Record employment levels – The number of employees on Northern Ireland HMRC payrolls stood at 779,100 in May – a fresh record high. That marked the twelfth consecutive month that payrolls were above pre-Covid levels. As of last month, there were 26,397 (+3.5%) more employees on local payrolls than in March 2020. Today’s labour market download include the Quarterly Employer Survey for March 2022 (Q1). The number of employee jobs hit a record high of 794,880 in March 2022. Significantly the private sector has finally recouped the jobs it lost following the pandemic.
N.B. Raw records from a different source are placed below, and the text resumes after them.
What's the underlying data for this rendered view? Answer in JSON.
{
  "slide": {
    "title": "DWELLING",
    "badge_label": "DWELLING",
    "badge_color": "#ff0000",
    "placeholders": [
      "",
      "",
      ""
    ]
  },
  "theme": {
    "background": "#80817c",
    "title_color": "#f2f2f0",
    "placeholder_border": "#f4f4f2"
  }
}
Manufacturing a jobs surge – Following a big surge in the latest quarter (+9,540 jobs, +1.7% q/q, +3.5% y/y), NI’s private sector posted its largest quarterly gain in employment since Q3 / September 2014. This surge in employment followed the lifting of lockdown restrictions. Manufacturing added 2,440 jobs in the latest quarter (+2.8% q/q) taking total manufacturing employment to 89,510 jobs – a 19-year-high. It is interesting to note that while NI manufacturing employment in March 2022 is back above pre-pandemic levels (+2,100, +2.4%) UK manufacturing employee jobs remain 2.1% below the corresponding Q4-2019 level. Furthermore while NI manufacturing employment is at a 19-year high, just below March 2003 levels, UK manufacturing employment is 26% below March 2003 levels. The contrasting manufacturing employment performance in recent years arguably reflects the benefits from the Northern Ireland Protocol that some NI manufacturers have experienced relative to their peers in GB.
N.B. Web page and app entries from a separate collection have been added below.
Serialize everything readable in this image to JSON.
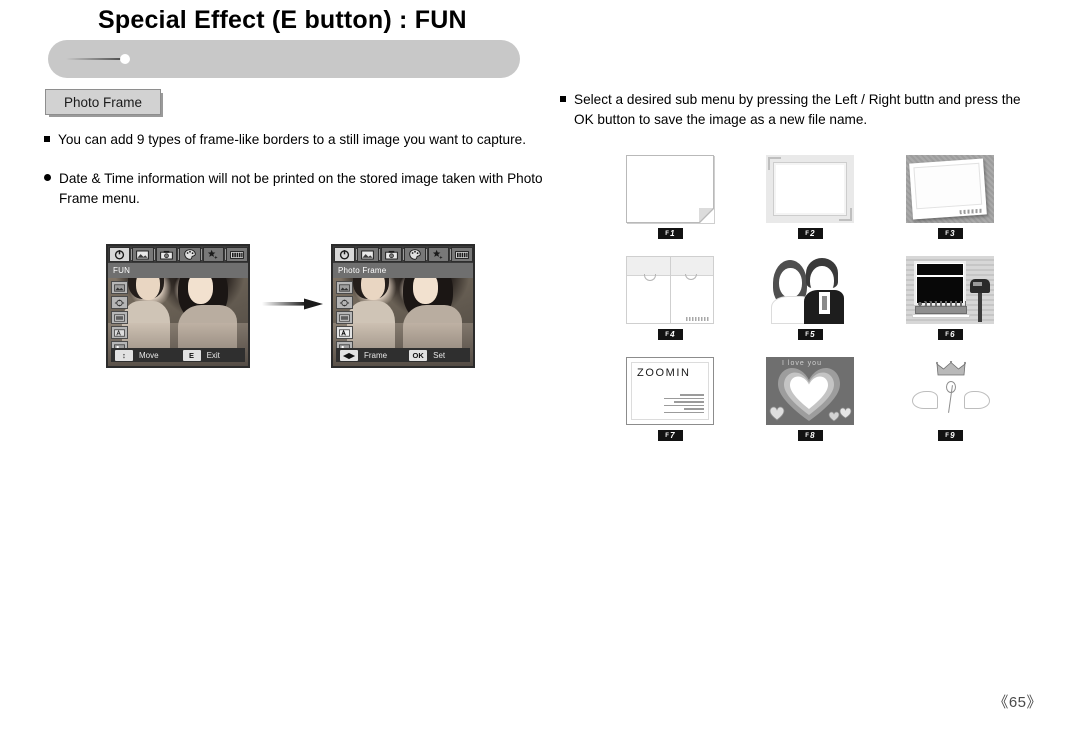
{
  "header": {
    "title": "Special Effect (E button) :  FUN",
    "tag_label": "Photo Frame"
  },
  "left_column": {
    "bullets": [
      {
        "marker": "square",
        "text": "You can add 9 types of frame-like borders to a still image you want to capture."
      },
      {
        "marker": "circle",
        "text": "Date & Time information will not be printed on the stored image taken with Photo Frame menu."
      }
    ]
  },
  "right_column": {
    "bullets": [
      {
        "marker": "square",
        "text": "Select a desired sub menu by pressing the Left / Right buttn and press the OK button to save the image as a new file name."
      }
    ]
  },
  "lcd_screens": [
    {
      "id": "lcd-fun",
      "title": "FUN",
      "tabs": [
        {
          "name": "fun-tab",
          "selected": true
        },
        {
          "name": "image-tab",
          "selected": false
        },
        {
          "name": "camera-tab",
          "selected": false
        },
        {
          "name": "palette-tab",
          "selected": false
        },
        {
          "name": "star-tab",
          "selected": false
        },
        {
          "name": "filmstrip-tab",
          "selected": false
        }
      ],
      "side_icons_count": 5,
      "selected_side_icon": -1,
      "highlight_circle": false,
      "bottom": [
        {
          "key": "↕",
          "label": "Move"
        },
        {
          "key": "E",
          "label": "Exit"
        }
      ]
    },
    {
      "id": "lcd-photo-frame",
      "title": "Photo Frame",
      "tabs": [
        {
          "name": "fun-tab",
          "selected": true
        },
        {
          "name": "image-tab",
          "selected": false
        },
        {
          "name": "camera-tab",
          "selected": false
        },
        {
          "name": "palette-tab",
          "selected": false
        },
        {
          "name": "star-tab",
          "selected": false
        },
        {
          "name": "filmstrip-tab",
          "selected": false
        }
      ],
      "side_icons_count": 5,
      "selected_side_icon": 3,
      "highlight_circle": true,
      "bottom": [
        {
          "key": "◀▶",
          "label": "Frame"
        },
        {
          "key": "OK",
          "label": "Set"
        }
      ]
    }
  ],
  "arrow": {
    "name": "right-arrow",
    "direction": "right"
  },
  "frame_samples": [
    {
      "badge_prefix": "F",
      "badge_num": "1",
      "style": "dog-ear"
    },
    {
      "badge_prefix": "F",
      "badge_num": "2",
      "style": "soft-border"
    },
    {
      "badge_prefix": "F",
      "badge_num": "3",
      "style": "polaroid-tilt"
    },
    {
      "badge_prefix": "F",
      "badge_num": "4",
      "style": "notebook"
    },
    {
      "badge_prefix": "F",
      "badge_num": "5",
      "style": "wedding-couple"
    },
    {
      "badge_prefix": "F",
      "badge_num": "6",
      "style": "window-mailbox"
    },
    {
      "badge_prefix": "F",
      "badge_num": "7",
      "style": "zoomin-card",
      "card_text": "ZOOMIN"
    },
    {
      "badge_prefix": "F",
      "badge_num": "8",
      "style": "hearts",
      "overlay_text": "I love you"
    },
    {
      "badge_prefix": "F",
      "badge_num": "9",
      "style": "crown-wings"
    }
  ],
  "footer": {
    "page_number": "《65》"
  },
  "colors": {
    "banner": "#c8c8c8",
    "tag": "#d2d2d2",
    "lcd_frame": "#2b2b2b",
    "badge": "#121212",
    "text": "#000000"
  }
}
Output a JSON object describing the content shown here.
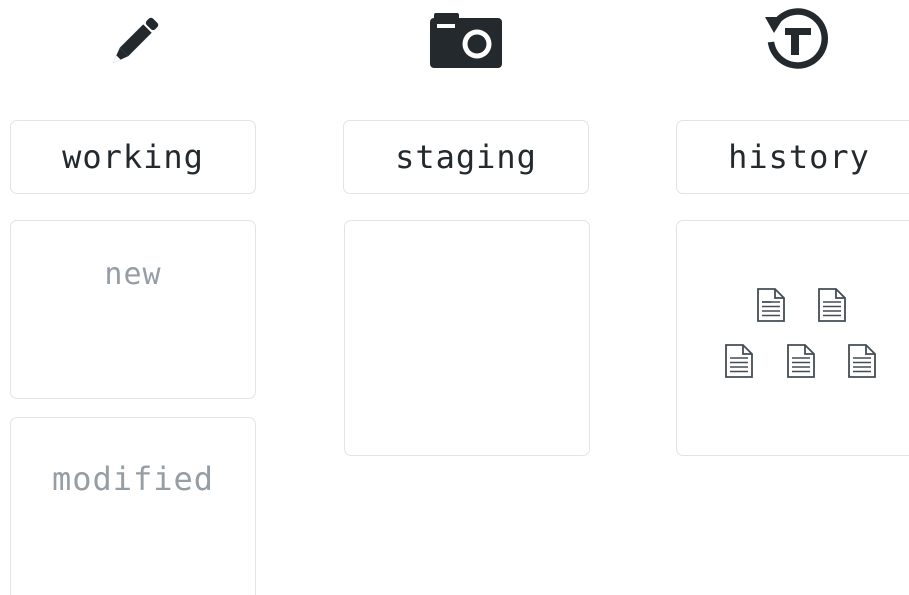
{
  "columns": {
    "working": {
      "icon": "pencil-icon",
      "label": "working",
      "areas": {
        "new": "new",
        "modified": "modified"
      }
    },
    "staging": {
      "icon": "camera-icon",
      "label": "staging"
    },
    "history": {
      "icon": "history-icon",
      "label": "history",
      "file_icon": "document-icon",
      "file_count": 5
    }
  },
  "colors": {
    "ink": "#24292e",
    "muted_text": "#959da5",
    "border": "#e1e4e8"
  }
}
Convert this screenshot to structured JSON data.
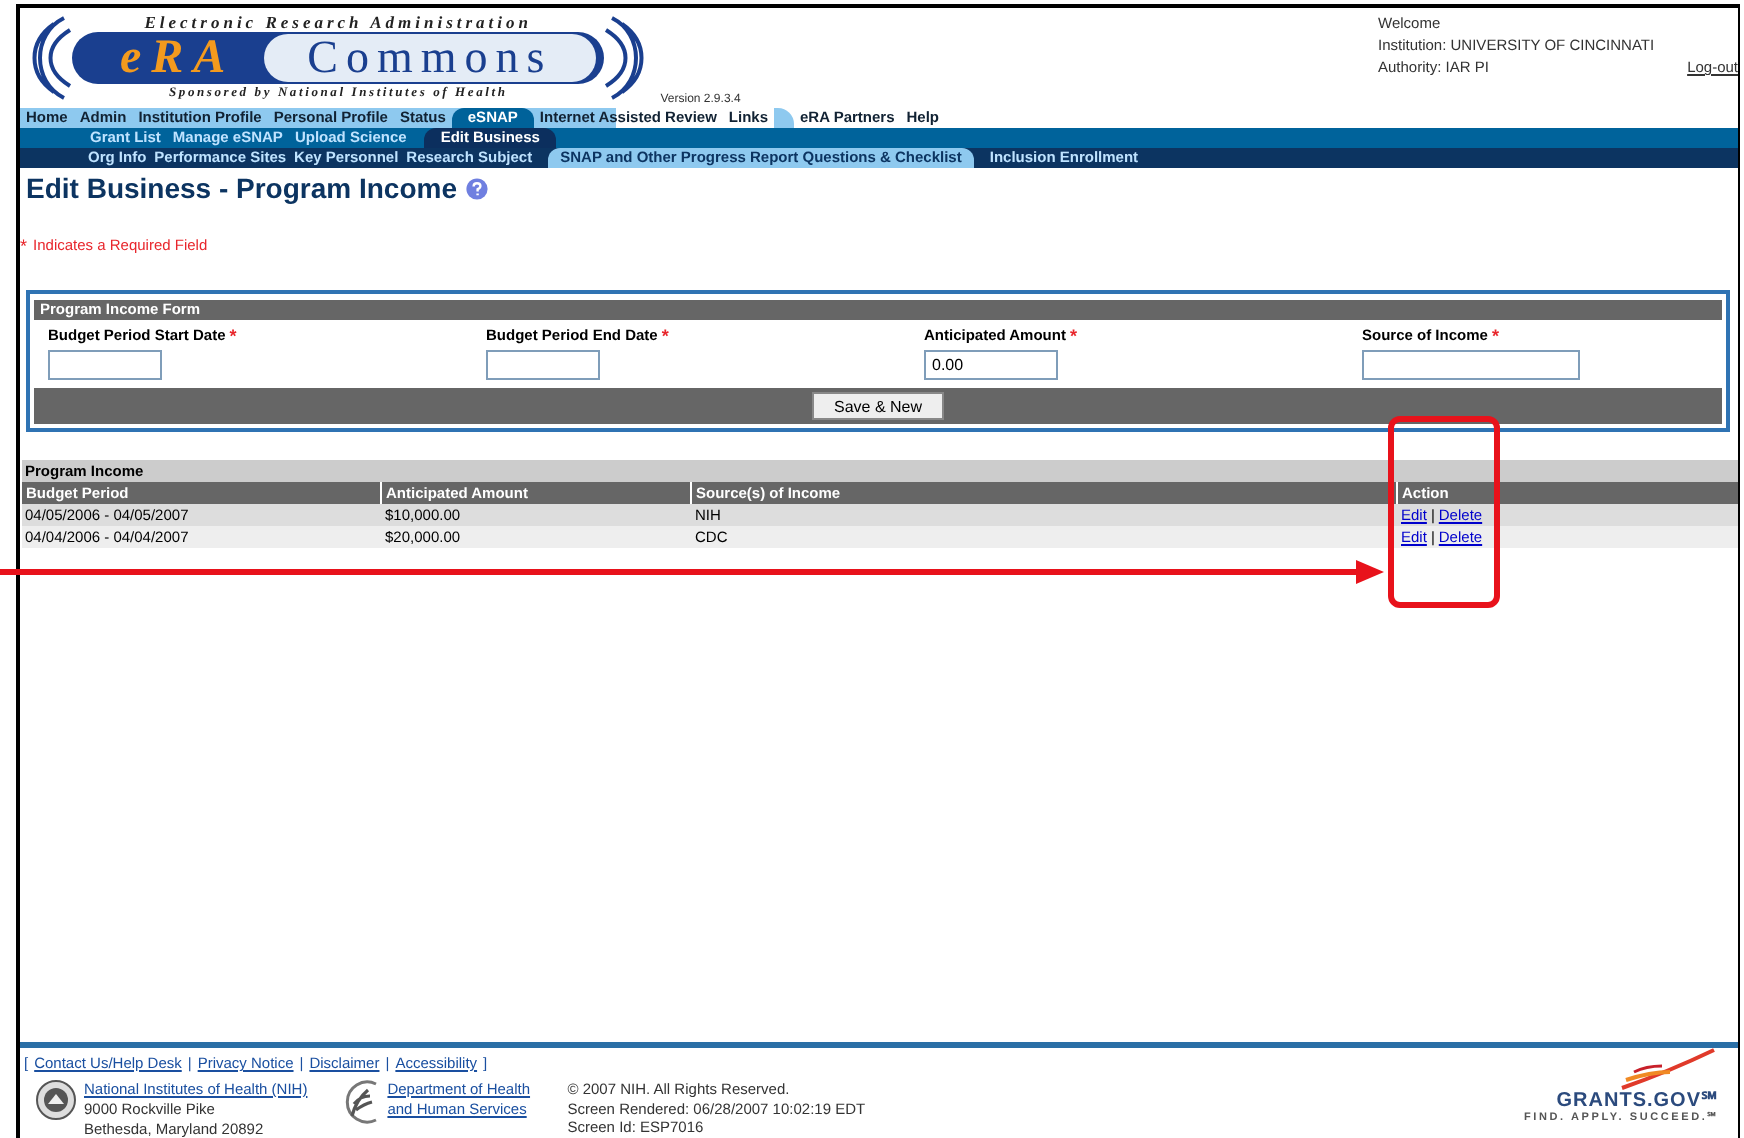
{
  "header": {
    "logo": {
      "top": "Electronic Research Administration",
      "brand_left": "eRA",
      "brand_right": "Commons",
      "bottom": "Sponsored by National Institutes of Health"
    },
    "version": "Version 2.9.3.4",
    "user": {
      "welcome": "Welcome",
      "institution": "Institution: UNIVERSITY OF CINCINNATI",
      "authority": "Authority:  IAR  PI",
      "logout": "Log-out"
    }
  },
  "nav": {
    "main": [
      {
        "label": "Home",
        "selected": false
      },
      {
        "label": "Admin",
        "selected": false
      },
      {
        "label": "Institution Profile",
        "selected": false
      },
      {
        "label": "Personal Profile",
        "selected": false
      },
      {
        "label": "Status",
        "selected": false
      },
      {
        "label": "eSNAP",
        "selected": true
      },
      {
        "label": "Internet Assisted Review",
        "selected": false
      },
      {
        "label": "Links",
        "selected": false
      },
      {
        "label": "eRA Partners",
        "selected": false
      },
      {
        "label": "Help",
        "selected": false
      }
    ],
    "sub": [
      {
        "label": "Grant List",
        "selected": false
      },
      {
        "label": "Manage eSNAP",
        "selected": false
      },
      {
        "label": "Upload Science",
        "selected": false
      },
      {
        "label": "Edit Business",
        "selected": true
      }
    ],
    "subsub": [
      {
        "label": "Org Info",
        "selected": false
      },
      {
        "label": "Performance Sites",
        "selected": false
      },
      {
        "label": "Key Personnel",
        "selected": false
      },
      {
        "label": "Research Subject",
        "selected": false
      },
      {
        "label": "SNAP and Other Progress Report Questions & Checklist",
        "selected": true
      },
      {
        "label": "Inclusion Enrollment",
        "selected": false
      }
    ]
  },
  "page_title": "Edit Business - Program Income",
  "required_note": {
    "mark": "*",
    "text": "Indicates a Required Field"
  },
  "form": {
    "title": "Program Income Form",
    "required_mark": "*",
    "fields": [
      {
        "label": "Budget Period Start Date",
        "required": true
      },
      {
        "label": "Budget Period End Date",
        "required": true
      },
      {
        "label": "Anticipated Amount",
        "required": true,
        "value": "0.00"
      },
      {
        "label": "Source of Income",
        "required": true
      }
    ],
    "button": "Save & New"
  },
  "table": {
    "title": "Program Income",
    "columns": [
      "Budget Period",
      "Anticipated Amount",
      "Source(s) of Income",
      "Action"
    ],
    "separator": "|",
    "rows": [
      {
        "cells": [
          "04/05/2006 - 04/05/2007",
          "$10,000.00",
          "NIH"
        ],
        "actions": [
          "Edit",
          "Delete"
        ]
      },
      {
        "cells": [
          "04/04/2006 - 04/04/2007",
          "$20,000.00",
          "CDC"
        ],
        "actions": [
          "Edit",
          "Delete"
        ]
      }
    ]
  },
  "footer": {
    "link_open": "[",
    "link_sep": "|",
    "link_close": "]",
    "links": [
      "Contact Us/Help Desk",
      "Privacy Notice",
      "Disclaimer",
      "Accessibility"
    ],
    "nih": {
      "link": "National Institutes of Health (NIH)",
      "address": [
        "9000 Rockville Pike",
        "Bethesda, Maryland 20892"
      ]
    },
    "hhs": {
      "link": "Department of Health and Human Services"
    },
    "info": [
      "© 2007 NIH. All Rights Reserved.",
      "Screen Rendered: 06/28/2007 10:02:19 EDT",
      "Screen Id: ESP7016"
    ],
    "grants": {
      "name": "GRANTS.GOV℠",
      "tagline": "FIND. APPLY. SUCCEED.℠"
    }
  }
}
Peak public sector employment? – Public sector employment increased for the sixth successive quarter in Q1 2022. The latest quarterly rise in March (+1,770 jobs, +0.8% q/q ) took public sector employment (219,930) to its highest level in almost 11 years. Northern Ireland’s public sector headcount has risen by 3.9% (8,230 jobs) since pre-pandemic levels (Q4-19) and by 6.7% (+13,730 jobs) since the EU Referendum in June 2016. Brexit and the pandemic have contributed to the increase in public sector staffing levels. Given the demands for increased public sector pay in the face of the cost-of-living crisis, attention is increasingly likely to focus on reducing public sector employment in the UK and locally.
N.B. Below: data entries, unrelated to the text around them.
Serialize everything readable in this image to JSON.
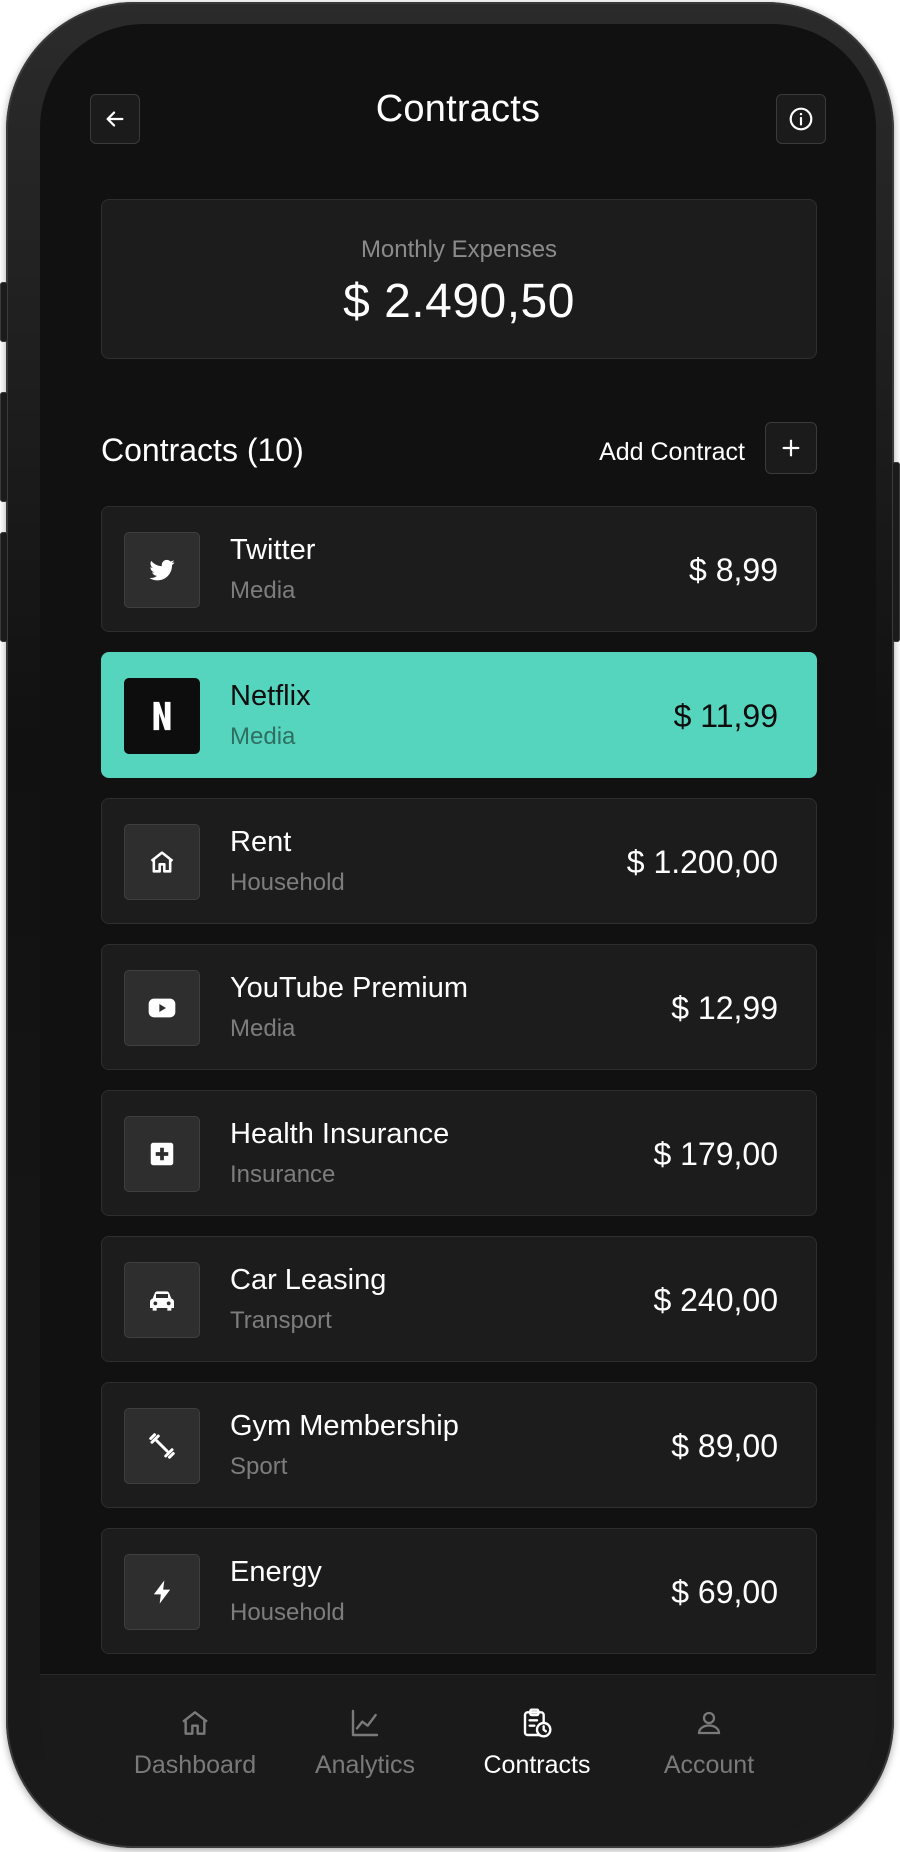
{
  "header": {
    "title": "Contracts",
    "back_icon": "arrow-left-icon",
    "info_icon": "info-icon"
  },
  "summary": {
    "label": "Monthly Expenses",
    "value": "$ 2.490,50"
  },
  "contracts_section": {
    "title": "Contracts (10)",
    "add_label": "Add Contract",
    "add_icon": "plus-icon"
  },
  "contracts": [
    {
      "name": "Twitter",
      "category": "Media",
      "price": "$ 8,99",
      "icon": "twitter-icon",
      "active": false
    },
    {
      "name": "Netflix",
      "category": "Media",
      "price": "$ 11,99",
      "icon": "netflix-icon",
      "active": true
    },
    {
      "name": "Rent",
      "category": "Household",
      "price": "$ 1.200,00",
      "icon": "home-icon",
      "active": false
    },
    {
      "name": "YouTube Premium",
      "category": "Media",
      "price": "$ 12,99",
      "icon": "youtube-icon",
      "active": false
    },
    {
      "name": "Health Insurance",
      "category": "Insurance",
      "price": "$ 179,00",
      "icon": "medical-plus-icon",
      "active": false
    },
    {
      "name": "Car Leasing",
      "category": "Transport",
      "price": "$ 240,00",
      "icon": "car-icon",
      "active": false
    },
    {
      "name": "Gym Membership",
      "category": "Sport",
      "price": "$ 89,00",
      "icon": "dumbbell-icon",
      "active": false
    },
    {
      "name": "Energy",
      "category": "Household",
      "price": "$ 69,00",
      "icon": "lightning-icon",
      "active": false
    }
  ],
  "tabbar": {
    "items": [
      {
        "label": "Dashboard",
        "icon": "home-icon",
        "active": false
      },
      {
        "label": "Analytics",
        "icon": "chart-line-icon",
        "active": false
      },
      {
        "label": "Contracts",
        "icon": "contracts-clock-icon",
        "active": true
      },
      {
        "label": "Account",
        "icon": "user-icon",
        "active": false
      }
    ]
  },
  "colors": {
    "accent": "#56d5be",
    "background": "#111111",
    "card": "#1c1c1c",
    "text_primary": "#ffffff",
    "text_secondary": "#7d7d7d"
  }
}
Are we there yet? – As far as employee jobs / payrolls data are concerned Northern Ireland has recovered from the pandemic and some. But overall employment (includes self-employment) and total hours worked have not yet returned to their pre-Covid levels. In the three months to April 2022 there were 852k people in employment. That’s 24k fewer (-2.7%) than Q4 2019. There are also 24k more people (+8%) aged 16-64 years who are economically inactive (neither in work or looking for work). This increase has largely been due to a move into education. NI’s economic inactivity rate of 27.8% compares with 25.8% in Q4-2019. Northern Ireland’s employment rate is over 2 percentage points below pre-pandemic levels – 70.2% Feb-April 2022 versus 72.4% in Q4 2019. The lack of recovery in the employment rate is due to the slump in self-employment. During the latest period there were 100k self-employed in NI, that’s 34k below Q4-2019 levels (-25%). This factor also explains why total hours worked in Northern Ireland remains 4.1% below pre-pandemic levels.
As good as it gets? – Overall, an encouraging set of labour market statistics. However, the labour market is a lagging indicator of economic activity so this is all rear view mirror stuff. The economic outlook at home and abroad has darkened. So Q2 / Q3’s labour market could be as good as it gets. A deterioration in the labour market and higher unemployment are invariably viewed as a bad thing, however this is not necessarily the case. An economic slowdown and a modest increase in unemployment should help to alleviate some of the problems local employers face in the current red-hot labour market such as skills shortages and wage pressures.